Query 3 shows how the user can find out the lower bound of a variable's numeric finite domain. There is a similar predicate for retrieving the upper bound.

Queries 4, 5 and 6 illustrate some features of finite domain constraint propagation.

Query 4 shows the pruning achieved by a simple numerical finite domain constraint. Notice that both the domains of X and Y are pruned - constraints work in all directions!

Query 5 illustrates that a finite domain constraint remains active even after it has achieved some pruning. This query is the same as query 3, with an extra constraint imposed subsequently. The constraint is still active, and prunes the domain of X still further from [3..10] to [8..10].

Query 6 shows that, in the interest of computational efficiency, the mathematical constraints only narrow the bounds of the finite domains. In this example the domain of X could theoretically be reduced to [4,6,8,10], but this would require much more computation - especially if the finite domains were quite large!
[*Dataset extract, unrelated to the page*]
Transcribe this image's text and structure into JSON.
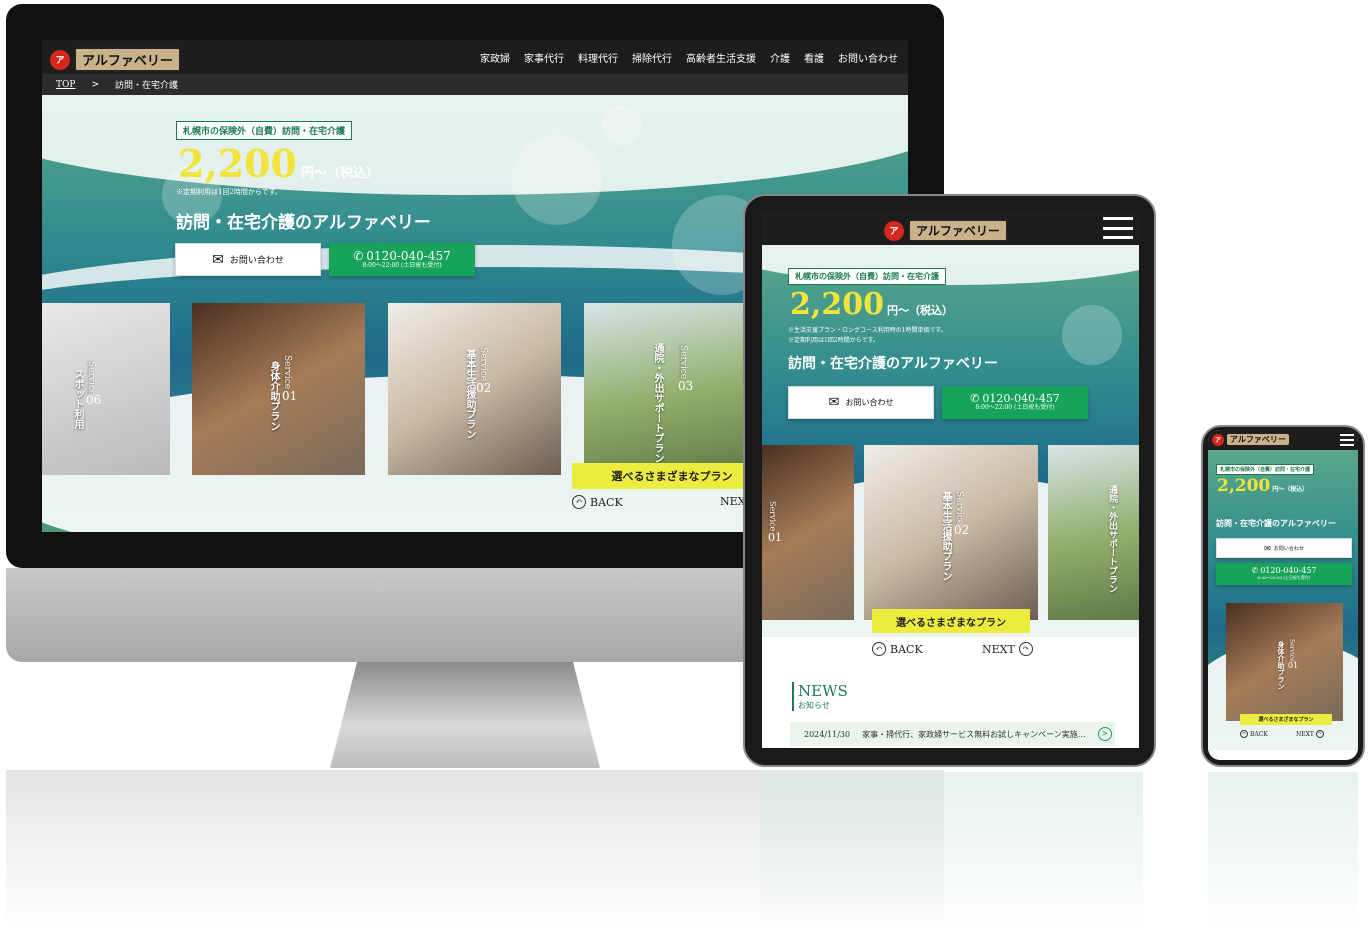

Query 7 is an example of the use of the built-in minimize predicate. This predicate returns an admissible labeling of the variables X, Y and Z which yields the smallest value for X. In general any search procedure can be substituted for labeling([X,Y,Z]) as the first argument to minimize. For example we could have used minimize( (indomain(X), indomain(Y), indomain(Z)), X).    Next: The fd Complex Constraints Up: The fd (Finite Domain) Previous: The fd Symbolic Finite

Joachim Schimpf
Wed Sep 3 18:07:19 BST 1997